Check every line of the data for the word "value", and copy those that have it.

**Supplied information:**
============

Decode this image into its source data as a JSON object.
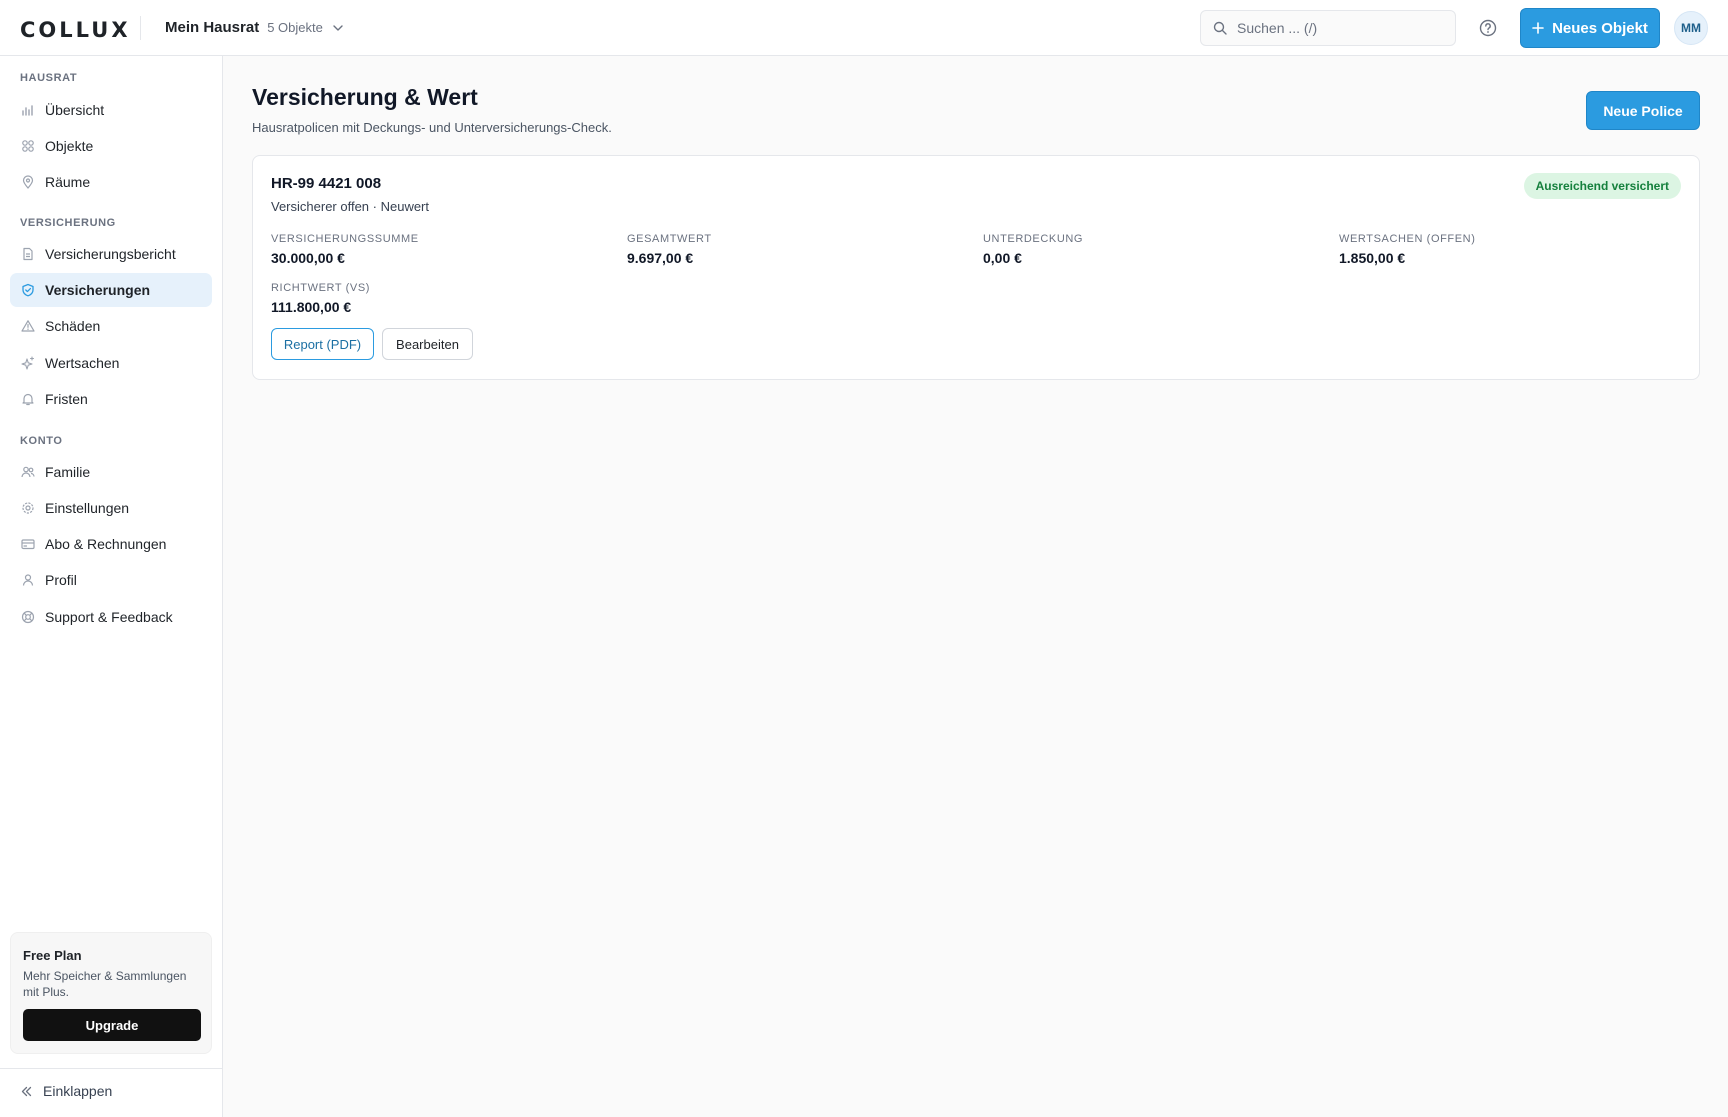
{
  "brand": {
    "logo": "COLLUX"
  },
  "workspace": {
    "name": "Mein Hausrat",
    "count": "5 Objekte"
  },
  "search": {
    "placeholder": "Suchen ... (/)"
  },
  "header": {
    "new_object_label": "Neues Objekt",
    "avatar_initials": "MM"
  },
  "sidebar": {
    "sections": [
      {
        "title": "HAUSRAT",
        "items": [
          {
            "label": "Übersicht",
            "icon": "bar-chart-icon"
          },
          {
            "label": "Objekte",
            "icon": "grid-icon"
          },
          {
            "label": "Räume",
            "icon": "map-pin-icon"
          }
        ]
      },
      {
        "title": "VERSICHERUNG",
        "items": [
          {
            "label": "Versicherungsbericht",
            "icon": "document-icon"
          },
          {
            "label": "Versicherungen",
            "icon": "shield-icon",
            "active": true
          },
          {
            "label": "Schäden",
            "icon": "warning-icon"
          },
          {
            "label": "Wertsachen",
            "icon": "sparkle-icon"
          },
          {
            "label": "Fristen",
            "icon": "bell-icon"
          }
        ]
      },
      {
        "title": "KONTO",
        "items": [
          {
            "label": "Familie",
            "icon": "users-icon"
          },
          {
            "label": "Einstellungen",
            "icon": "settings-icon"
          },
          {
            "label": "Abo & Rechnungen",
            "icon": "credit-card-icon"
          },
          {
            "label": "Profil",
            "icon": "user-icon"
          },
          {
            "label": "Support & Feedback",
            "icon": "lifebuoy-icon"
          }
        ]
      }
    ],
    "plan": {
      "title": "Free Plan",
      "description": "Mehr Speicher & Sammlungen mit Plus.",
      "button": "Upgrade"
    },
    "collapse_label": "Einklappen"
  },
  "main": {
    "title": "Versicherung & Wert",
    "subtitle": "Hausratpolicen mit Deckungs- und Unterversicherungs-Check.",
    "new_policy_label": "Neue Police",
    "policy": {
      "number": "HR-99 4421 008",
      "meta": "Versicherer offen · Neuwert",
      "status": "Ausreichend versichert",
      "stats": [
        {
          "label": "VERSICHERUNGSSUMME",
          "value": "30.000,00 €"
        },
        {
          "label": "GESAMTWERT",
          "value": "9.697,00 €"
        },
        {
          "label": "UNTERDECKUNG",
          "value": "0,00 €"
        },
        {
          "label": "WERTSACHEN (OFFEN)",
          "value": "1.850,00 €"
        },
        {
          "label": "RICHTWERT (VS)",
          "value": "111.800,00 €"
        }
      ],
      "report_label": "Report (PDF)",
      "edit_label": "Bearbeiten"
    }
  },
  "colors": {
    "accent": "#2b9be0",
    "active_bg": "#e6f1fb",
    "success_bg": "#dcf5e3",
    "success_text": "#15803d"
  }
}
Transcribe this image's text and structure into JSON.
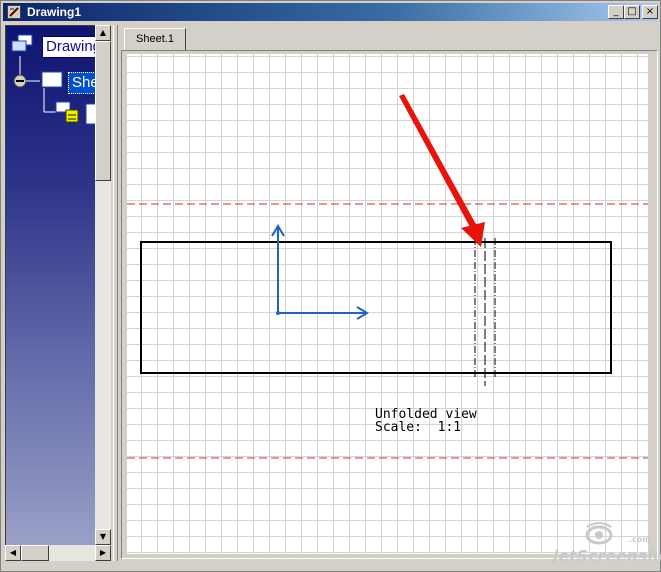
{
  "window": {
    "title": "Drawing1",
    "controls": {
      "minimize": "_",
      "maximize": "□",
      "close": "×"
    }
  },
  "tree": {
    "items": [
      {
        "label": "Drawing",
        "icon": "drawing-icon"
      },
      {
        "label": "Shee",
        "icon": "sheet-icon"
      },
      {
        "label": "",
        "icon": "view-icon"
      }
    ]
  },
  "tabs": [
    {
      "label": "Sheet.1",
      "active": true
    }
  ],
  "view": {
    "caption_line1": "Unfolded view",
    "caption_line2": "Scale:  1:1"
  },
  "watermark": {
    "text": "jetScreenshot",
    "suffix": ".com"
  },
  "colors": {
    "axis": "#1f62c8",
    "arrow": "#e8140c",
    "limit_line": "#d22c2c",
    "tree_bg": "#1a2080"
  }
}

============

**Task response:**
          "value": "30.000,00 €"
          "value": "9.697,00 €"
          "value": "0,00 €"
          "value": "1.850,00 €"
          "value": "111.800,00 €"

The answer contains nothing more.